CPS can’t control a substantial portion of its operating expenses. To put that in perspective, in FY 2015, $1.953 billion, or 34% of their operating budget, went to wages and benefits; $634.4 million, or 11%, went towards pension payments; and $533.5M, or 9.5%, went toward long-term debt payments. This point is especially concerning for CPS as it renegotiates its contract with the Chicago Teachers’ Union.
CPS also projects a decline in state aid over FY 2017-2021 and is still waiting on $480 million from the state. That money is already included in this year’s budget.
Plans For Cuts Detailed
To mitigate the growing budget hole over the next few years, CPS plans a mixture of cuts and borrowing. One of the more drastic cuts would be to the student-based budgeting formula the district uses to disperse funds to schools across the city. The formula, which ties a dollar amount to enrollment in each school, could see a 5% reduction as soon as 2017. For every 5% CPS cuts from that formula, the district could save $100 million, the document estimates. To mitigate those cuts, the district points to schools that have already implemented online courses and increased class sizes and suggests a greater reliance on those two options in future budgets.
Additional cuts to administrative services are also planned. More cuts to the central office could save the district an additional $50 million for 2017, the document estimates. It also details plans to reduce vendor spending by issuing more competitive bids and renegotiating existing contracts; cut personnel costs by permanently eliminating vacant positions and promoting early retirement of certain employees; and increase state aid by improving Medicaid reimbursements and poverty grants by enrolling more kids in programs covered by that aid.
CPS has already eliminated the so-called “pension pick-up” for non-union employees. That move is saving about $11 million a year. CPS argues if they could do the same for unionized workers, as it has proposed in ongoing negotiations, the district could save an additional $170 million annually.

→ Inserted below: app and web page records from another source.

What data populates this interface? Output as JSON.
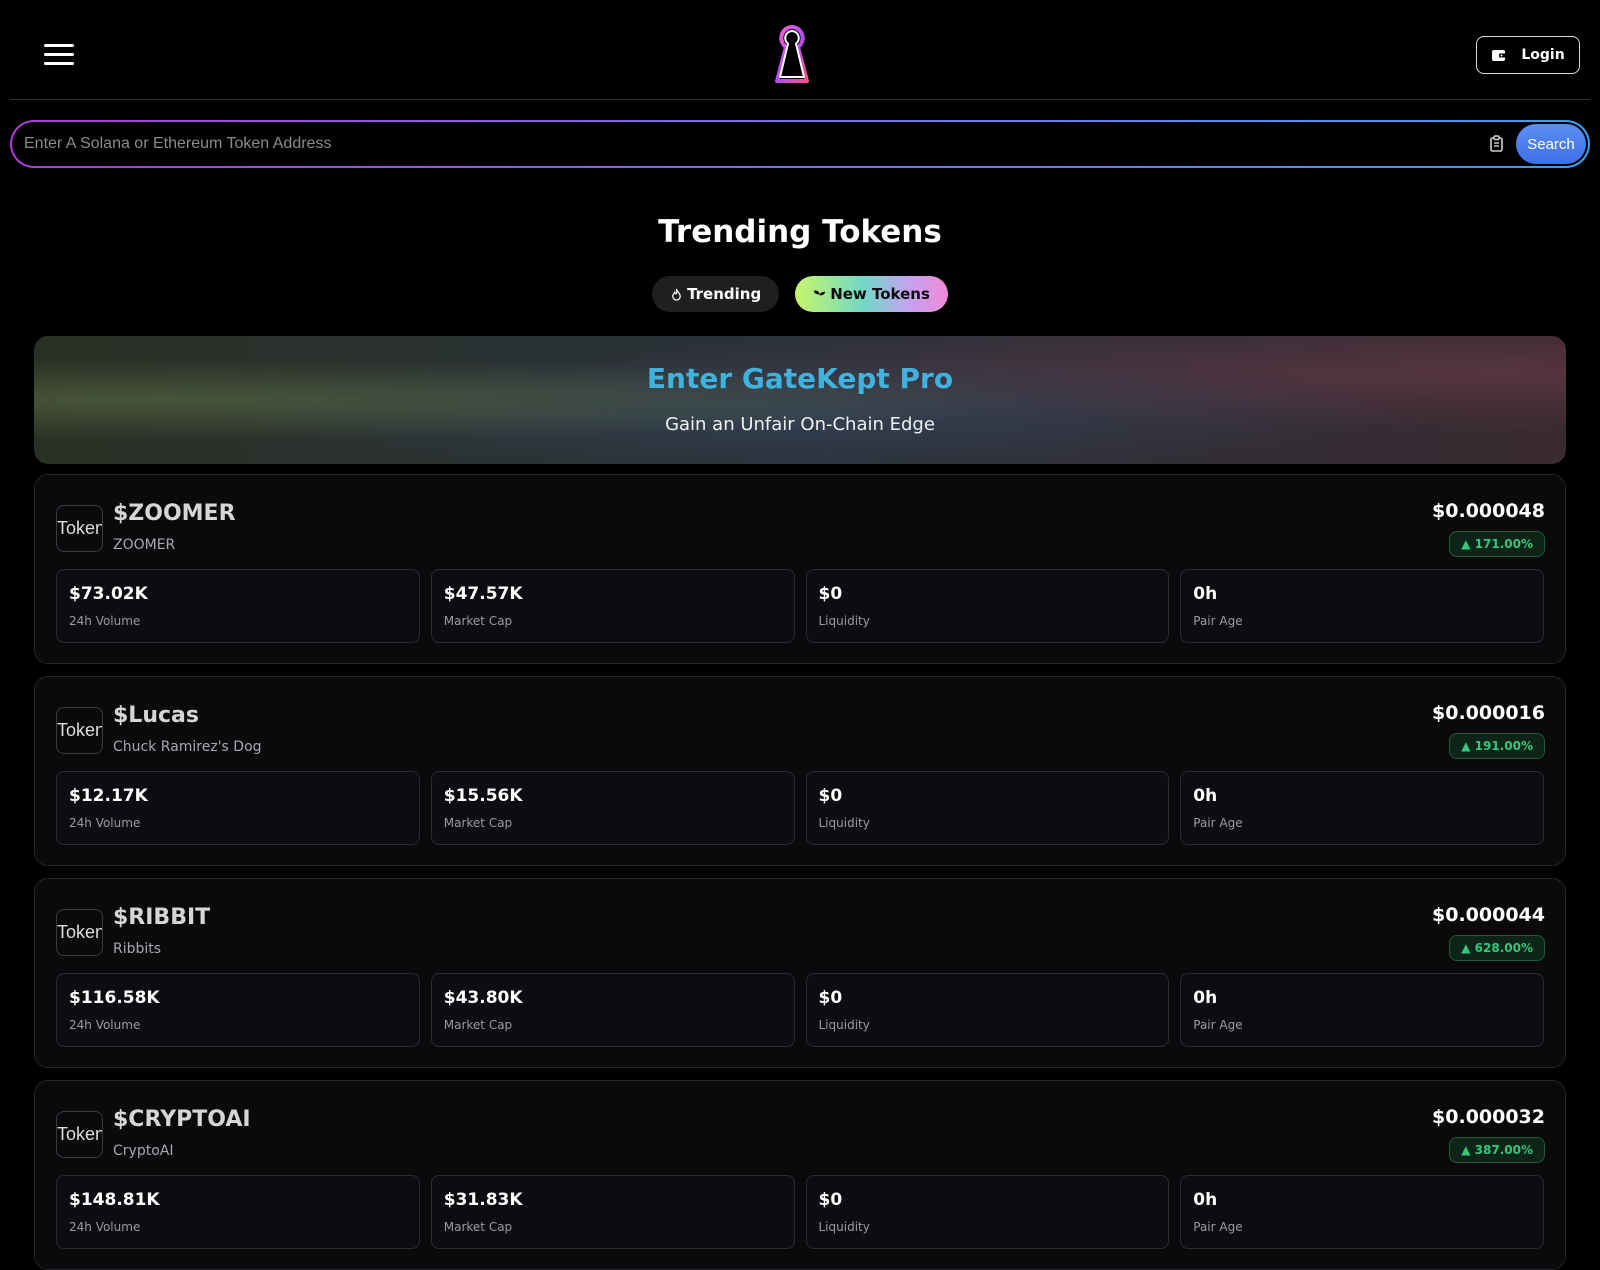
{
  "header": {
    "login_label": "Login",
    "icons": {
      "menu": "hamburger-icon",
      "logo": "keyhole-logo",
      "login": "wallet-icon"
    }
  },
  "search": {
    "placeholder": "Enter A Solana or Ethereum Token Address",
    "value": "",
    "button_label": "Search",
    "paste_icon": "clipboard-icon"
  },
  "page_title": "Trending Tokens",
  "tabs": [
    {
      "label": "Trending",
      "icon": "flame-icon",
      "active": false
    },
    {
      "label": "New Tokens",
      "icon": "sprout-icon",
      "active": true
    }
  ],
  "promo": {
    "title": "Enter GateKept Pro",
    "subtitle": "Gain an Unfair On-Chain Edge"
  },
  "tokens": [
    {
      "logo_alt": "Token",
      "symbol": "$ZOOMER",
      "name": "ZOOMER",
      "price": "$0.000048",
      "change": "▲ 171.00%",
      "stats": [
        {
          "value": "$73.02K",
          "label": "24h Volume"
        },
        {
          "value": "$47.57K",
          "label": "Market Cap"
        },
        {
          "value": "$0",
          "label": "Liquidity"
        },
        {
          "value": "0h",
          "label": "Pair Age"
        }
      ]
    },
    {
      "logo_alt": "Token",
      "symbol": "$Lucas",
      "name": "Chuck Ramirez's Dog",
      "price": "$0.000016",
      "change": "▲ 191.00%",
      "stats": [
        {
          "value": "$12.17K",
          "label": "24h Volume"
        },
        {
          "value": "$15.56K",
          "label": "Market Cap"
        },
        {
          "value": "$0",
          "label": "Liquidity"
        },
        {
          "value": "0h",
          "label": "Pair Age"
        }
      ]
    },
    {
      "logo_alt": "Token",
      "symbol": "$RIBBIT",
      "name": "Ribbits",
      "price": "$0.000044",
      "change": "▲ 628.00%",
      "stats": [
        {
          "value": "$116.58K",
          "label": "24h Volume"
        },
        {
          "value": "$43.80K",
          "label": "Market Cap"
        },
        {
          "value": "$0",
          "label": "Liquidity"
        },
        {
          "value": "0h",
          "label": "Pair Age"
        }
      ]
    },
    {
      "logo_alt": "Token",
      "symbol": "$CRYPTOAI",
      "name": "CryptoAI",
      "price": "$0.000032",
      "change": "▲ 387.00%",
      "stats": [
        {
          "value": "$148.81K",
          "label": "24h Volume"
        },
        {
          "value": "$31.83K",
          "label": "Market Cap"
        },
        {
          "value": "$0",
          "label": "Liquidity"
        },
        {
          "value": "0h",
          "label": "Pair Age"
        }
      ]
    }
  ],
  "colors": {
    "background": "#000000",
    "card_background": "#0a0a0d",
    "accent_blue": "#3fb3de",
    "search_button": "#4a7ff0",
    "positive_change": "#34c77b"
  }
}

As for new revenue, the Board floated the idea of reinstating a dedicated property tax levy for its pension fund. A 0.26% property tax levy could generate an additional $170 million for the district in 2017, but requires state approval. The original levy for the pension fund was eliminated in 1996.